#### WHAT TO DO:
Leaving out the pictures, reproduce each record exactly and in full.

---- AVAILABLE DATA

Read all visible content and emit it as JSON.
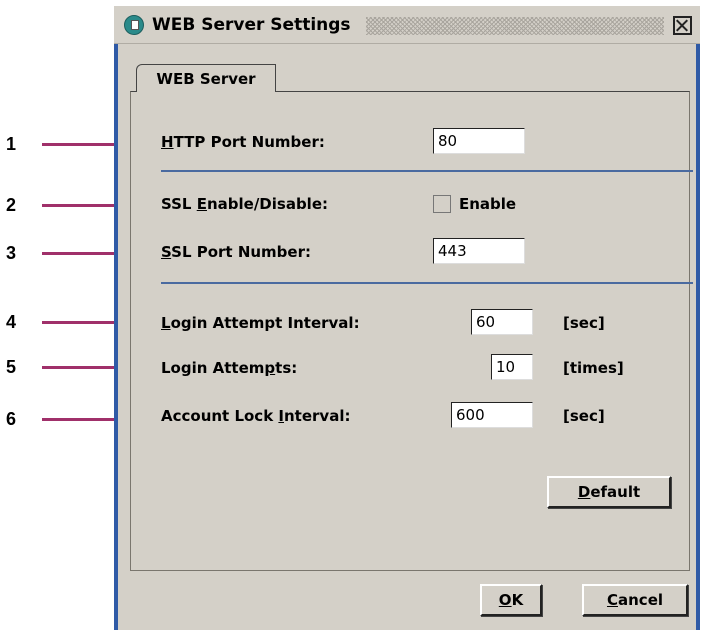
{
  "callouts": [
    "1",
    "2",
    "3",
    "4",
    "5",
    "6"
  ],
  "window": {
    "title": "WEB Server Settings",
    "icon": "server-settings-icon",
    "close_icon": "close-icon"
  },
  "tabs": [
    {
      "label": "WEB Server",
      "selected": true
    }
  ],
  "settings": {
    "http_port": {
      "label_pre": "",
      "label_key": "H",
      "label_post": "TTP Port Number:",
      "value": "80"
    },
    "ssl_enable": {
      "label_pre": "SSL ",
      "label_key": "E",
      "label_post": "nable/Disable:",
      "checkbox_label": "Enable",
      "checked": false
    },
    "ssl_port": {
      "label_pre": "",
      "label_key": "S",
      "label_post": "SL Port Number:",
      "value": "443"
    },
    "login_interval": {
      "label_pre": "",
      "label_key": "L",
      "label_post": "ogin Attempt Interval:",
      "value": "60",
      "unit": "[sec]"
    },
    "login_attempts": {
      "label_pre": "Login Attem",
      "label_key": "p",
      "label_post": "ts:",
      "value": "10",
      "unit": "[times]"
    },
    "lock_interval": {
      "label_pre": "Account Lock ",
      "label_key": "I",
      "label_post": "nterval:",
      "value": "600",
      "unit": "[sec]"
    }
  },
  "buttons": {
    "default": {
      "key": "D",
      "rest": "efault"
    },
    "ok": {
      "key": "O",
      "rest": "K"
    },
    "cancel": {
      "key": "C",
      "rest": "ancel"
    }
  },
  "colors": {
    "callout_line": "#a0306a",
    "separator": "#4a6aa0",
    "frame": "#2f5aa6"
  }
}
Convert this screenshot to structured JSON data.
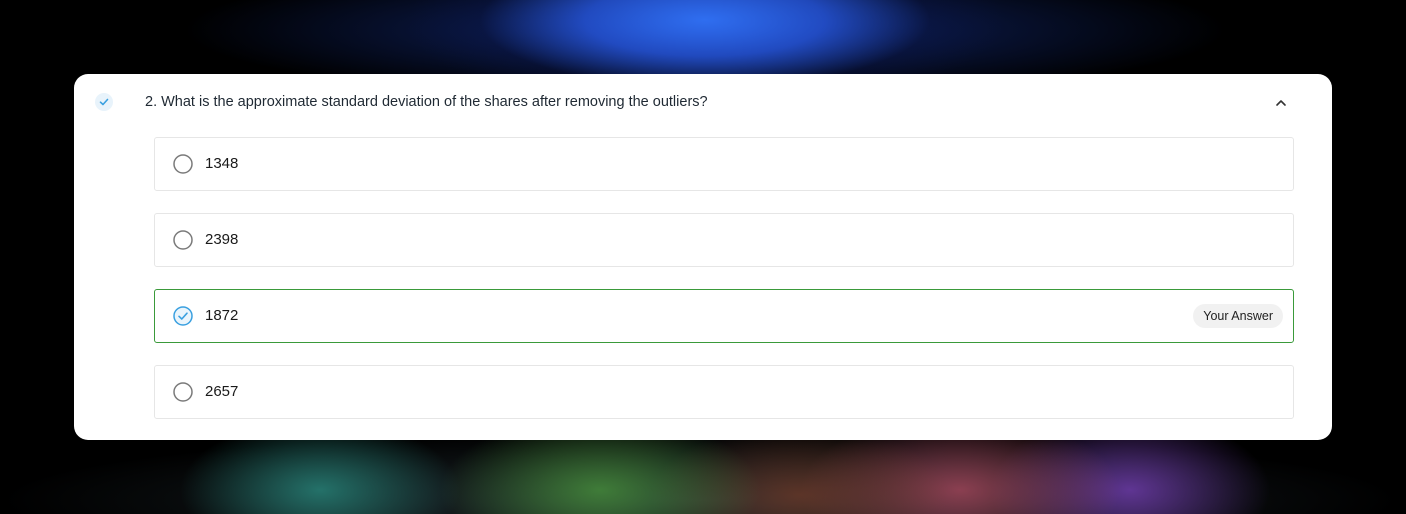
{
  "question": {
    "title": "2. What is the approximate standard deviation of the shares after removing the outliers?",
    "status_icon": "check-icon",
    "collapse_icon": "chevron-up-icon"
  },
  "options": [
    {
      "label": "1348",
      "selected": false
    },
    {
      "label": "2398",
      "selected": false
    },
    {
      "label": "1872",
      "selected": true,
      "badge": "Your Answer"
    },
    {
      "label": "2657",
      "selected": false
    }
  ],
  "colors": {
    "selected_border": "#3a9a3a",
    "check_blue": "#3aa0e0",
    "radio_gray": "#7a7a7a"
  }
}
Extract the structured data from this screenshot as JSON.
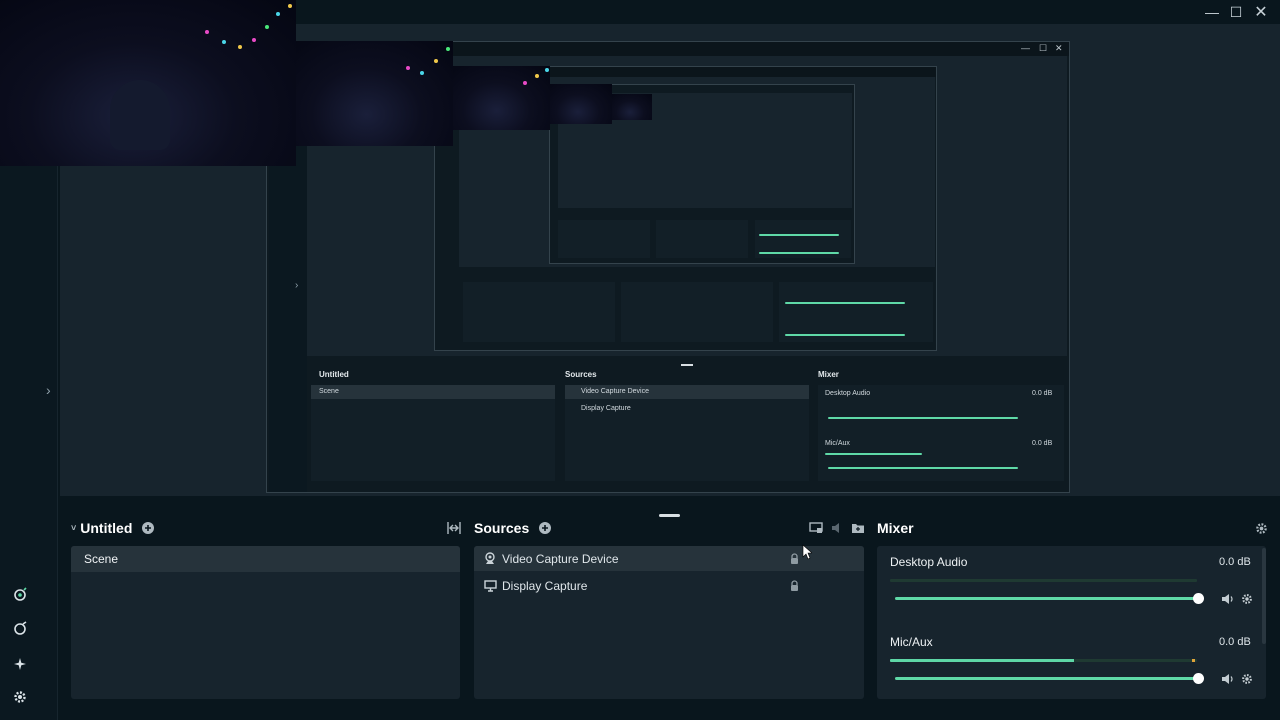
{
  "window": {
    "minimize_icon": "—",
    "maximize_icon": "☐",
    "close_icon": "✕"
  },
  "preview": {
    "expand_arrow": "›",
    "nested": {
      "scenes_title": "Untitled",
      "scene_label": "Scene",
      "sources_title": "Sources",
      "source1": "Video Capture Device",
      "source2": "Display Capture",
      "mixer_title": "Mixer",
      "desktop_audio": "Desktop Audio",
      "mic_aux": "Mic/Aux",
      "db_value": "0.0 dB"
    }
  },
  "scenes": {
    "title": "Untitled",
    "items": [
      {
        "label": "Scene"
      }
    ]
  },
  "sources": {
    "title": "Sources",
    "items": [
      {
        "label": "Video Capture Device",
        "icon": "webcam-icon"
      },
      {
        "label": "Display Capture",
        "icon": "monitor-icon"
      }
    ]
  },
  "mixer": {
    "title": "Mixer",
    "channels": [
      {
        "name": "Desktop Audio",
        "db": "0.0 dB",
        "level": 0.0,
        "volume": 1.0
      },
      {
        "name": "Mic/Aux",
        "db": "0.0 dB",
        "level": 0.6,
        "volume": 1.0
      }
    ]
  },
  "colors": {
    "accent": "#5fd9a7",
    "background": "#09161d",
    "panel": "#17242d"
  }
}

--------

#### ANSWER BELOW:
Read all visible content and emit it as JSON.
{
  "callouts": [
    "1",
    "2",
    "3",
    "4",
    "5",
    "6"
  ],
  "window": {
    "title": "WEB Server Settings",
    "icon": "server-settings-icon",
    "close_icon": "close-icon"
  },
  "tabs": [
    {
      "label": "WEB Server",
      "selected": true
    }
  ],
  "settings": {
    "http_port": {
      "label_pre": "",
      "label_key": "H",
      "label_post": "TTP Port Number:",
      "value": "80"
    },
    "ssl_enable": {
      "label_pre": "SSL ",
      "label_key": "E",
      "label_post": "nable/Disable:",
      "checkbox_label": "Enable",
      "checked": false
    },
    "ssl_port": {
      "label_pre": "",
      "label_key": "S",
      "label_post": "SL Port Number:",
      "value": "443"
    },
    "login_interval": {
      "label_pre": "",
      "label_key": "L",
      "label_post": "ogin Attempt Interval:",
      "value": "60",
      "unit": "[sec]"
    },
    "login_attempts": {
      "label_pre": "Login Attem",
      "label_key": "p",
      "label_post": "ts:",
      "value": "10",
      "unit": "[times]"
    },
    "lock_interval": {
      "label_pre": "Account Lock ",
      "label_key": "I",
      "label_post": "nterval:",
      "value": "600",
      "unit": "[sec]"
    }
  },
  "buttons": {
    "default": {
      "key": "D",
      "rest": "efault"
    },
    "ok": {
      "key": "O",
      "rest": "K"
    },
    "cancel": {
      "key": "C",
      "rest": "ancel"
    }
  },
  "colors": {
    "callout_line": "#a0306a",
    "separator": "#4a6aa0",
    "frame": "#2f5aa6"
  }
}
Convert this screenshot to structured JSON data.
{
  "question": {
    "title": "2. What is the approximate standard deviation of the shares after removing the outliers?",
    "status_icon": "check-icon",
    "collapse_icon": "chevron-up-icon"
  },
  "options": [
    {
      "label": "1348",
      "selected": false
    },
    {
      "label": "2398",
      "selected": false
    },
    {
      "label": "1872",
      "selected": true,
      "badge": "Your Answer"
    },
    {
      "label": "2657",
      "selected": false
    }
  ],
  "colors": {
    "selected_border": "#3a9a3a",
    "check_blue": "#3aa0e0",
    "radio_gray": "#7a7a7a"
  }
}
Extract the structured data from this screenshot as JSON.
{
  "window": {
    "minimize_icon": "—",
    "maximize_icon": "☐",
    "close_icon": "✕"
  },
  "preview": {
    "expand_arrow": "›",
    "nested": {
      "scenes_title": "Untitled",
      "scene_label": "Scene",
      "sources_title": "Sources",
      "source1": "Video Capture Device",
      "source2": "Display Capture",
      "mixer_title": "Mixer",
      "desktop_audio": "Desktop Audio",
      "mic_aux": "Mic/Aux",
      "db_value": "0.0 dB"
    }
  },
  "scenes": {
    "title": "Untitled",
    "items": [
      {
        "label": "Scene"
      }
    ]
  },
  "sources": {
    "title": "Sources",
    "items": [
      {
        "label": "Video Capture Device",
        "icon": "webcam-icon"
      },
      {
        "label": "Display Capture",
        "icon": "monitor-icon"
      }
    ]
  },
  "mixer": {
    "title": "Mixer",
    "channels": [
      {
        "name": "Desktop Audio",
        "db": "0.0 dB",
        "level": 0.0,
        "volume": 1.0
      },
      {
        "name": "Mic/Aux",
        "db": "0.0 dB",
        "level": 0.6,
        "volume": 1.0
      }
    ]
  },
  "colors": {
    "accent": "#5fd9a7",
    "background": "#09161d",
    "panel": "#17242d"
  }
}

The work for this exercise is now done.